>>>

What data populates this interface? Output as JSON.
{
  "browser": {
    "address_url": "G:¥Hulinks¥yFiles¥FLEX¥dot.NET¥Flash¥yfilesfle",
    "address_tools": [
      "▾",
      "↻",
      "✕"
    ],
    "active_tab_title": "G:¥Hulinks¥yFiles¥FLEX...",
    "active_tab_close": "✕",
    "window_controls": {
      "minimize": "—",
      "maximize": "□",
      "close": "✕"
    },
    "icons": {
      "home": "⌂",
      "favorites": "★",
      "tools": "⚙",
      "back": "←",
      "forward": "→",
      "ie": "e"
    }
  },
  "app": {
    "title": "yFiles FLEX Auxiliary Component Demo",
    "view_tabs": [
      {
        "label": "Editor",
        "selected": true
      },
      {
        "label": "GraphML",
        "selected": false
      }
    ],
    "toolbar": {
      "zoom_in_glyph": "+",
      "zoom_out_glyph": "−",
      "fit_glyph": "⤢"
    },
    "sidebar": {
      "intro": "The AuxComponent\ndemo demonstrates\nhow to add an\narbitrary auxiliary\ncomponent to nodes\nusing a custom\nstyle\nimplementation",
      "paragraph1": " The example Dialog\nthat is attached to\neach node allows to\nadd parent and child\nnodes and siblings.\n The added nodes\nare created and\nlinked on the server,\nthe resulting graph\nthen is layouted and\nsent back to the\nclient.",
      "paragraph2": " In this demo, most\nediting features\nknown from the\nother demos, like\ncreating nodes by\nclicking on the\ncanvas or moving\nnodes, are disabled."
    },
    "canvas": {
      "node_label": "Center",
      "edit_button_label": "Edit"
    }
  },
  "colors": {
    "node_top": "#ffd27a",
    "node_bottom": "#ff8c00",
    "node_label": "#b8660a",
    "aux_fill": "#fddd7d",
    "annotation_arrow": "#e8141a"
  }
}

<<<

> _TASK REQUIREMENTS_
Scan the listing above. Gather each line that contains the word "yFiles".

> _RESULT OF THE EXERCISE_
    "address_url": "G:¥Hulinks¥yFiles¥FLEX¥dot.NET¥Flash¥yfilesfle",
    "active_tab_title": "G:¥Hulinks¥yFiles¥FLEX...",
    "title": "yFiles FLEX Auxiliary Component Demo",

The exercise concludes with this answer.